First-line support is via the Hi-tech departments of their many stores, and if there are any problems that can't be resolved by telephone support, their repair system provides second-line support direct to the dedicated computer department within 24 hours. They say that repairs are typically carried out and sent back on the same day.
In recent months I've been lucky enough to have three radically different PC systems for review, and the results have been fascinating. Inta Audio's AMD Opteron 146 system was extremely quiet, and its 2.0GHz processor offered plug-in and soft-synth performance roughly equivalent to a Pentium 4C 3.2GHz processor, while the Phil Rees Prescott 3.2GHz Pentium 4 defied expectations by being even quieter and turning in results closer to a P4C 3.4GHz processor, showing that the Prescott is better than many people have claimed, although more expensive to keep cool quietly.

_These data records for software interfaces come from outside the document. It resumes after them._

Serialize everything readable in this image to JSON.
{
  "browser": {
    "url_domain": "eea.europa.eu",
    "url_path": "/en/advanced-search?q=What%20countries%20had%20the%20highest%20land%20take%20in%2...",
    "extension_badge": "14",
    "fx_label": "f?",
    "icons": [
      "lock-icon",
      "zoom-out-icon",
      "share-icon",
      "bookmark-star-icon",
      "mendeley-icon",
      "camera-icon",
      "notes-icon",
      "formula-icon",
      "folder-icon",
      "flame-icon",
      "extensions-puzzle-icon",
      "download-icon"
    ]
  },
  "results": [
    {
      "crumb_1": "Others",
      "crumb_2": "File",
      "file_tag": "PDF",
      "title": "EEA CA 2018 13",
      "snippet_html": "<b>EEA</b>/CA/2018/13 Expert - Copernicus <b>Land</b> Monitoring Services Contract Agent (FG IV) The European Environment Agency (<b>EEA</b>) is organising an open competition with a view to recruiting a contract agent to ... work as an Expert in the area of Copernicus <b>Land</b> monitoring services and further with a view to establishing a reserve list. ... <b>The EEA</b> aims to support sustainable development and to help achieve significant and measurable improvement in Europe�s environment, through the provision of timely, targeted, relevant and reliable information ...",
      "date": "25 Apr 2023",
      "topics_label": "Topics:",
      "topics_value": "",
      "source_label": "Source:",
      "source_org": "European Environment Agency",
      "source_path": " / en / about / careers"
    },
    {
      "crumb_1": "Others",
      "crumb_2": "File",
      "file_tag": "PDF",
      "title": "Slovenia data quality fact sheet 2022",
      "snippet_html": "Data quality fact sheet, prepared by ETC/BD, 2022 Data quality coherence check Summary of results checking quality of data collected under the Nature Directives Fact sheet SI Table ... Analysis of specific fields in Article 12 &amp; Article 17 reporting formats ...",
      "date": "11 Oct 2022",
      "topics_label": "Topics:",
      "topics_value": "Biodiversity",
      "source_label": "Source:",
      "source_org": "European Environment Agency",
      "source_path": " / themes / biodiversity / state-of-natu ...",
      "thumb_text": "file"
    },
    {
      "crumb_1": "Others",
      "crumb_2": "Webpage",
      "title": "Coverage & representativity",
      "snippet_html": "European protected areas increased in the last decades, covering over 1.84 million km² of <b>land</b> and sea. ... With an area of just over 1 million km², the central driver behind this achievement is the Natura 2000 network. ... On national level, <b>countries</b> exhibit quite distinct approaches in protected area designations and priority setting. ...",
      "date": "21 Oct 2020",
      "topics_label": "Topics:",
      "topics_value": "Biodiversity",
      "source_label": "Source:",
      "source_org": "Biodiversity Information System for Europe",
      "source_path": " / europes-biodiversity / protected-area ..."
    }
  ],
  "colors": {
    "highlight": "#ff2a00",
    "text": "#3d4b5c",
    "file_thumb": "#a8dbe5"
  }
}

However, this Dawsons Athlon 64 3700+ system with its 2.4GHz processor held its own in my tests with the 3.2GHz Prescott despite being considerably cheaper. Part of the reason for its lower price is reflected in the higher level of acoustic noise, but the Athlon 64 seems to be so easy to cool that it wouldn't be difficult to significantly drop the noise level by using a different power supply and one of Dawsons' silencing packs, which wouldn't bump up the price significantly.
With plug-in and soft-synth performance for the Athlon 64 3700+ proving roughly equivalent to a P4C 3.7GHz processor, it really makes you question whether paying extra for any Intel Prescott system is worthwhile. Judging by various conversations I've had with specialist music PC builders over the last few months, there do seem to be a few remaining compatibility and reliability concerns with the Athlon 64 range when used with some audio interfaces, but I didn't experience any problems with this system during the review period, and lots of musicians are using such systems in the field with similar success.
Overall I have to give this Dawsons Athlon 64 system a definite thumbs-up, although personally I'd forego the fashionable case in favour of a quieter one with a better power supply, and be prepared to pay a little extra — after all, it's very good value for money to start with!